I love a good comedy. I love observational comedy the most and people like Dylan Moran, Des Bishop and Dara O'Briain make it seem really easy but at the same time are really clever in the way they put together their material. I watch comedy when I am down and as a way of coping and seeing the silver lining in things all the time. I love the IT crowd and Father Ted and also some dark humour like Black Books - all of which are written by the same author - Graham Linehan.
These are a way that I usually laugh once a day and they do say laughter is the best medicine. I do know babies laugh far more than adults but they haven't lived through or carry with them the sense of cynicism that we adopt throughout life. They are free to laugh at the most minor and subtle things and giggle at whatever they please. My Father - who is 90 - maintains that we should see everything as if it was for the first time to keep it fresh and have a sense of wonder and astonishment with the world and I think he is right. I do carry a sense of curiosity with me and amazement of most things that are new.
In college I had the privilege of participating in laughter yoga. It was an experiment that was open to all PhD students. I went to the laughter yoga with an open mind and participated in the brain study. It was, in fact, hilarious. We were in a room and she gave us exercises to do and we had to fill out forms etc. I won't go into detail but we laughed and before I went back to the PhD room I was lighter. The world had lifted off my shoulders and I saw the study a little differently. Criticism is good for improving and trusting your supervisor is also key in order to develop your study and I believe this laughter throughout the day helped.
I do have a tendency to seek out funny videos when I am going through something traumatic. I tend to bury my head and focus on the funny videos and while the world might be crashing down around me I will laugh at the absurdity that the comedian is explaining and transpose that to real life. In some ways this can be a bad thing as people misunderstand my comedic nature for not taking things seriously but, in fact, it is my way of coping. While I can't address the pain that I am enduring at the time I laugh about something that is not real in order to cope with the overwhelm of my emotions. Privately this has allowed me to manage well in times of stress, however, when someone sees this and questions it, it can dismantle the fabric of my being and I am lost without my coping mechanism. I have now built other strategies and do not need to rely on this as much, however, it was a key strategy for me for coping and we all need good strategies.
When I was younger my other strategy was playing computer games, I would sit for hours distracting myself from whatever was around me and focus solely on playing a game. It could be TMNT (Teenage Mutant Ninja Turtles) or old games that my sisters had available like Terminator 2 on the Commodore 64. I have a penchant for classic computer games since! The time can pass by like minutes and I am in what is known as 'flow' - a concept widely written in academia by Mihaly Csikszentmihalyi. The description of which entails the warping of time, where a person is fully immersed in their experience and energised afterwards. It is a case that the person is fully engaged and while, for me, it is a coping strategy and the world around me might be falling apart, I am 'distracted' by the engagement of the computer game.
We know now that there is an immersive element to computer games and studies have been completed on this - see my PhD for references!
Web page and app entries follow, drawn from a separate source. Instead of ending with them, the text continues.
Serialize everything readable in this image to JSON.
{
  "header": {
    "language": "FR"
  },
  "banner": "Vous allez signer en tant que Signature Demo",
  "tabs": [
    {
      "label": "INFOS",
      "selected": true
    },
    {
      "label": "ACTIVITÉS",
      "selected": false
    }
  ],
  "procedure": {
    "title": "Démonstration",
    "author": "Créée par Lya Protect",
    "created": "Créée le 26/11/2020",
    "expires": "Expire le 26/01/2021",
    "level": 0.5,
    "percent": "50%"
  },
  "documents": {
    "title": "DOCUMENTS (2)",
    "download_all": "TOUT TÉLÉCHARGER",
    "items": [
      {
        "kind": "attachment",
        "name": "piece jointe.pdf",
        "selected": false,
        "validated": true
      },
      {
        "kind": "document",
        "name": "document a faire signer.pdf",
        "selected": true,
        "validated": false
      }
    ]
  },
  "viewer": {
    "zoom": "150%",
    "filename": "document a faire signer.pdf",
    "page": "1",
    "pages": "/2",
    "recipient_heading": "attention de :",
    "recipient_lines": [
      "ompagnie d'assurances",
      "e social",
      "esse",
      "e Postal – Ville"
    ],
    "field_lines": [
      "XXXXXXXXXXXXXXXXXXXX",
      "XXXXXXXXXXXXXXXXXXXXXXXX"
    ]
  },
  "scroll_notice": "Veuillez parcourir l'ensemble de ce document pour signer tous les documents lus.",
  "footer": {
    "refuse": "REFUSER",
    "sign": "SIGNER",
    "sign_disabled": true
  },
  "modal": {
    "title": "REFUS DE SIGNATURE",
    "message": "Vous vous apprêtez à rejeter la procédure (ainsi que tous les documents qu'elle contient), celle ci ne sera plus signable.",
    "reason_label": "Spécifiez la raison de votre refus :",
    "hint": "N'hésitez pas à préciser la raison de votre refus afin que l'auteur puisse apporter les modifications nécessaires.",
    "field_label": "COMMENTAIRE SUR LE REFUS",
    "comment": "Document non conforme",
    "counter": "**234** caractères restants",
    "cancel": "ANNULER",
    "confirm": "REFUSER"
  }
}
Computer games can improve concentration and allow for users to fully engage with their experience. For me, computer games can act as a way of coping. They can fully distract and fully engage me in something else at the same time. At the moment, we are facing a time of crisis where we are all at home and seeking ways of coping in this troubling time and while I have distracted myself with other activities like reading, making videos for my YouTube channel - Learn Computers with Ali - I find myself missing the one element that I went to quite often before I did research in computer games and that is gaming.
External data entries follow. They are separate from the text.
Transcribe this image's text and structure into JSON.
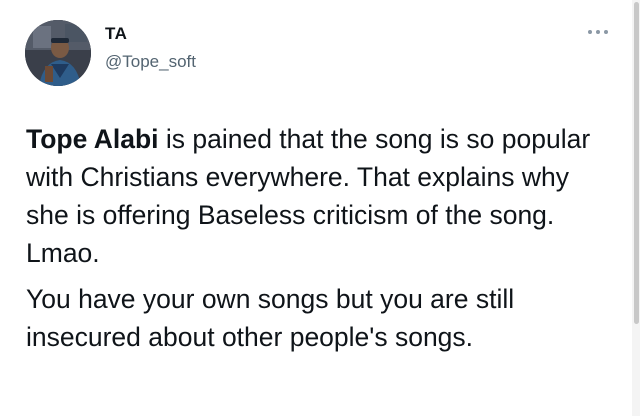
{
  "tweet": {
    "author": {
      "display_name": "TA",
      "handle": "@Tope_soft",
      "avatar_icon": "profile-photo"
    },
    "more_icon": "ellipsis-icon",
    "paragraph1": {
      "mention": "Tope Alabi",
      "text": " is pained that the song is so popular with Christians everywhere. That explains why she is offering Baseless criticism of the song. Lmao."
    },
    "paragraph2": {
      "text": "You have your own songs but you are still insecured about other people's songs."
    }
  },
  "colors": {
    "text": "#0f1419",
    "secondary_text": "#536471",
    "background": "#ffffff"
  }
}
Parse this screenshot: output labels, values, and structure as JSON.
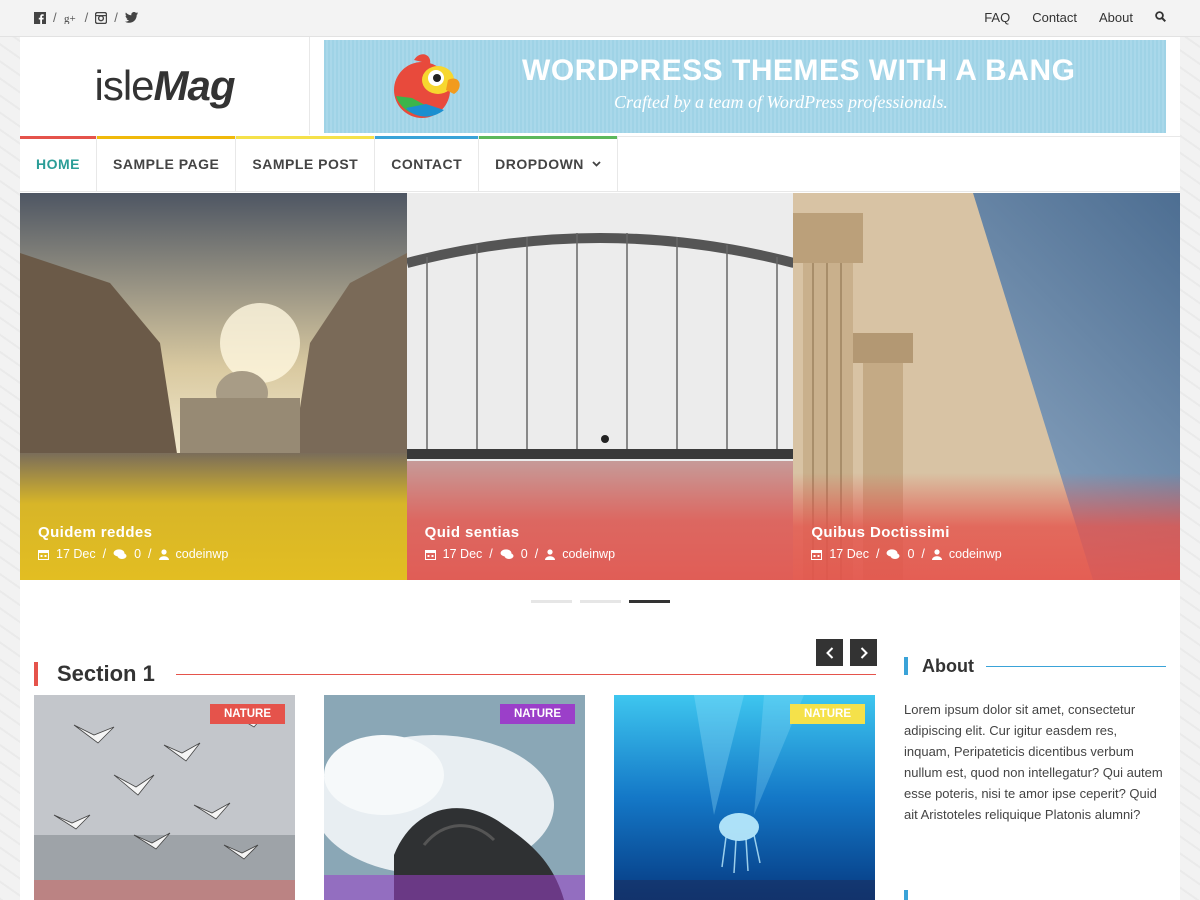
{
  "topbar": {
    "social_icons": [
      "facebook-icon",
      "google-plus-icon",
      "instagram-icon",
      "twitter-icon"
    ],
    "links": [
      "FAQ",
      "Contact",
      "About"
    ],
    "search_icon": "search-icon"
  },
  "header": {
    "logo_prefix": "isle",
    "logo_suffix": "Mag",
    "banner": {
      "title": "WORDPRESS THEMES WITH A BANG",
      "subtitle": "Crafted by a team of WordPress professionals."
    }
  },
  "nav": {
    "items": [
      {
        "label": "HOME",
        "color": "#e5534b",
        "active": true
      },
      {
        "label": "SAMPLE PAGE",
        "color": "#f0b90b"
      },
      {
        "label": "SAMPLE POST",
        "color": "#f5e14a"
      },
      {
        "label": "CONTACT",
        "color": "#3aa3d8"
      },
      {
        "label": "DROPDOWN",
        "color": "#5cb85c"
      }
    ]
  },
  "slider": {
    "slides": [
      {
        "title": "Quidem reddes",
        "date": "17 Dec",
        "comments": "0",
        "author": "codeinwp",
        "overlay": "#e8c21f"
      },
      {
        "title": "Quid sentias",
        "date": "17 Dec",
        "comments": "0",
        "author": "codeinwp",
        "overlay": "#e5534b"
      },
      {
        "title": "Quibus Doctissimi",
        "date": "17 Dec",
        "comments": "0",
        "author": "codeinwp",
        "overlay": "#e5534b"
      }
    ],
    "active_dot": 3
  },
  "section": {
    "title": "Section 1",
    "prev": "‹",
    "next": "›",
    "cards": [
      {
        "badge": "NATURE",
        "badge_color": "#e5534b"
      },
      {
        "badge": "NATURE",
        "badge_color": "#9b3fc9"
      },
      {
        "badge": "NATURE",
        "badge_color": "#f5e14a"
      }
    ]
  },
  "sidebar": {
    "title": "About",
    "text": "Lorem ipsum dolor sit amet, consectetur adipiscing elit. Cur igitur easdem res, inquam, Peripateticis dicentibus verbum nullum est, quod non intellegatur? Qui autem esse poteris, nisi te amor ipse ceperit? Quid ait Aristoteles reliquique Platonis alumni?"
  }
}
'Steam' is offering more free games and while during the week I am busy with work, it is the free time that I have at the weekend that I can fully engage and fall into a different world, a world free from the horrible news of deaths from the virus sweeping across the world. I used to be too busy for computer games holding down usually several jobs, studying, teaching, supervising students and training for marathons and now I find myself innovating and looking at my time as a way that I can spend being kind to myself and enjoying the 'flow' state that computer games present. The 'Houseparty' app allows people to share their experience for mobile games and 'TeamSpeak' allows sharing on a computer so it doesn't necessarily need to be a solitary activity. You can engage with computer games as a team activity.
So I will leave you with this, I will go watch some comedy to cope and play some computer games and I will leave judgement at the door while I distract myself for a few hours from the world around me. I will enjoy every minute of it and fully immerse myself in an 'out of this world' experience and laugh about the absurdity of some real-life mundane situations. While these might seem inappropriate in some instances, I am all too aware of the reality of the situation and its seriousness. However, in these times we also need to look after our own mental health so we can come back energised and that is what 'flow' does. It re-energises a person so they are ready for more - as long as they meet the 'flow' state requirements though and start off small - something not too challenging and yet enjoyable.
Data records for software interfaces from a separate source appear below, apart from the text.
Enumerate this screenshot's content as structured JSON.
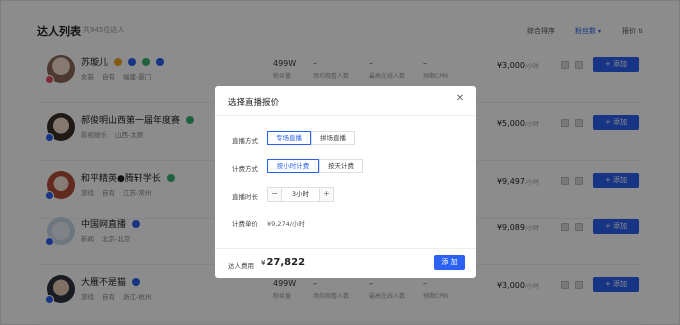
{
  "header": {
    "title": "达人列表",
    "count": "共945位达人",
    "sorts": [
      "综合排序",
      "粉丝数",
      "报价"
    ]
  },
  "rows": [
    {
      "name": "苏璇儿",
      "tags": [
        "女装",
        "自有",
        "福建-厦门"
      ],
      "followers": "499W",
      "followers_label": "粉丝量",
      "stat2": "–",
      "stat2_label": "场均观看人数",
      "stat3": "–",
      "stat3_label": "最高在线人数",
      "stat4": "–",
      "stat4_label": "预期CPM",
      "price": "¥3,000",
      "price_unit": "/小时",
      "add": "+ 添加"
    },
    {
      "name": "郝俊明山西第一届年度赛",
      "tags": [
        "影视娱乐",
        "山西-太原"
      ],
      "followers": "",
      "followers_label": "",
      "stat2": "",
      "stat2_label": "",
      "stat3": "",
      "stat3_label": "",
      "stat4": "",
      "stat4_label": "",
      "price": "¥5,000",
      "price_unit": "/小时",
      "add": "+ 添加"
    },
    {
      "name": "和平精英●腾轩学长",
      "tags": [
        "游戏",
        "自有",
        "江苏-常州"
      ],
      "followers": "",
      "followers_label": "",
      "stat2": "",
      "stat2_label": "",
      "stat3": "",
      "stat3_label": "",
      "stat4": "",
      "stat4_label": "",
      "price": "¥9,497",
      "price_unit": "/小时",
      "add": "+ 添加"
    },
    {
      "name": "中国网直播",
      "tags": [
        "新闻",
        "北京-北京"
      ],
      "followers": "",
      "followers_label": "",
      "stat2": "",
      "stat2_label": "",
      "stat3": "",
      "stat3_label": "",
      "stat4": "",
      "stat4_label": "",
      "price": "¥9,089",
      "price_unit": "/小时",
      "add": "+ 添加"
    },
    {
      "name": "大雁不是猫",
      "tags": [
        "游戏",
        "自有",
        "浙江-杭州"
      ],
      "followers": "499W",
      "followers_label": "粉丝量",
      "stat2": "–",
      "stat2_label": "场均观看人数",
      "stat3": "–",
      "stat3_label": "最高在线人数",
      "stat4": "–",
      "stat4_label": "预期CPM",
      "price": "¥3,000",
      "price_unit": "/小时",
      "add": "+ 添加"
    }
  ],
  "modal": {
    "title": "选择直播报价",
    "close": "✕",
    "live_mode_label": "直播方式",
    "live_mode_options": [
      "专场直播",
      "拼场直播"
    ],
    "billing_label": "计费方式",
    "billing_options": [
      "按小时计费",
      "按天计费"
    ],
    "duration_label": "直播时长",
    "duration_minus": "−",
    "duration_value": "3小时",
    "duration_plus": "+",
    "unit_price_label": "计费单价",
    "unit_price_value": "¥9,274/小时",
    "fee_label": "达人费用",
    "fee_currency": "¥",
    "fee_value": "27,822",
    "add_button": "添 加"
  },
  "colors": {
    "accent": "#2b62f1"
  }
}
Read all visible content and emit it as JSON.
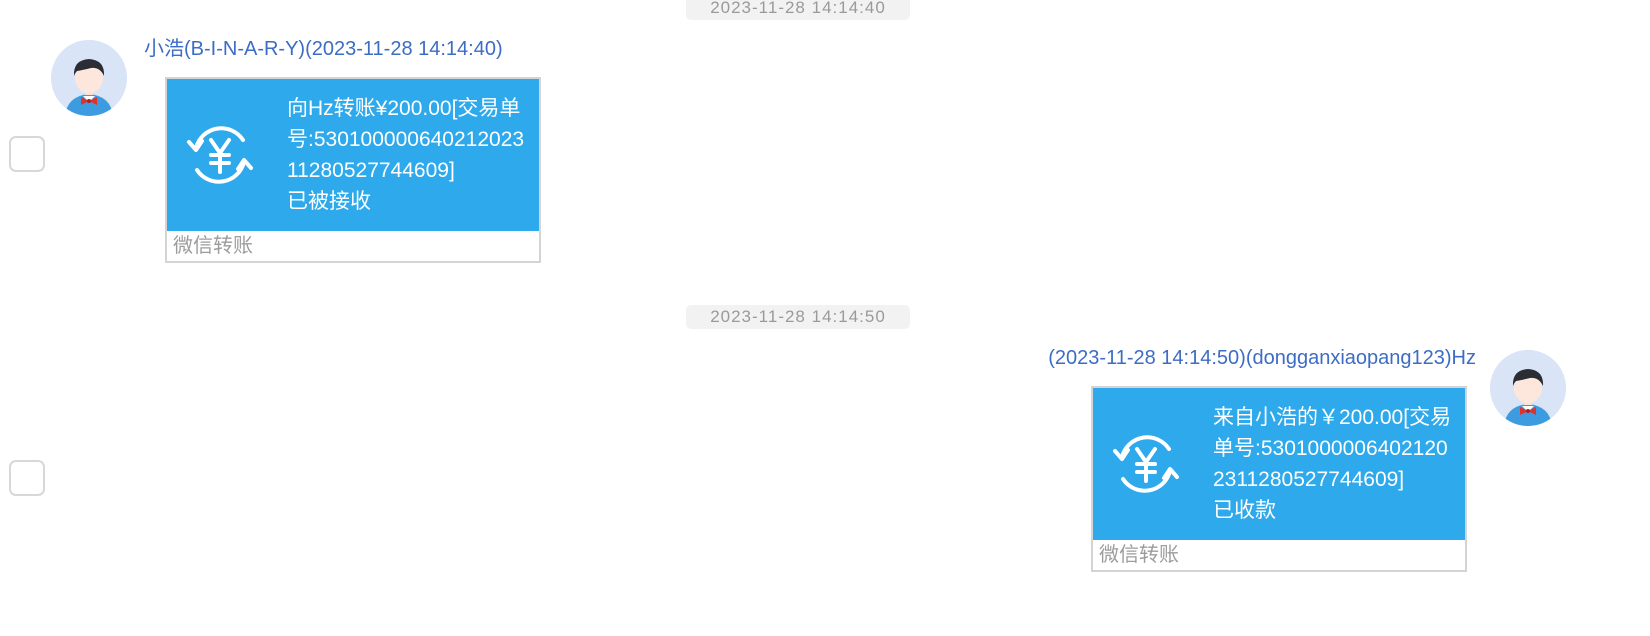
{
  "messages": [
    {
      "time": "2023-11-28 14:14:40",
      "sender": "小浩(B-I-N-A-R-Y)(2023-11-28 14:14:40)",
      "direction": "incoming",
      "icon": "yuan-transfer-icon",
      "text": "向Hz转账¥200.00[交易单号:53010000064021202311280527744609]",
      "status": "已被接收",
      "footer": "微信转账"
    },
    {
      "time": "2023-11-28 14:14:50",
      "sender": "(2023-11-28 14:14:50)(dongganxiaopang123)Hz",
      "direction": "outgoing",
      "icon": "yuan-transfer-icon",
      "text": "来自小浩的￥200.00[交易单号:53010000064021202311280527744609]",
      "status": "已收款",
      "footer": "微信转账"
    }
  ],
  "colors": {
    "card_bg": "#2da9ec",
    "sender_name": "#3d6cc4",
    "timestamp_bg": "#f2f2f2",
    "timestamp_text": "#9a9a9a"
  }
}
Mihaly Csikszentmihályi (1990). Flow: The Psychology of Optimal Experience. Harper & Row. ISBN 978-0-06-016253-5.
See PhD for list of references or contact me for a list regarding flow state and computer games.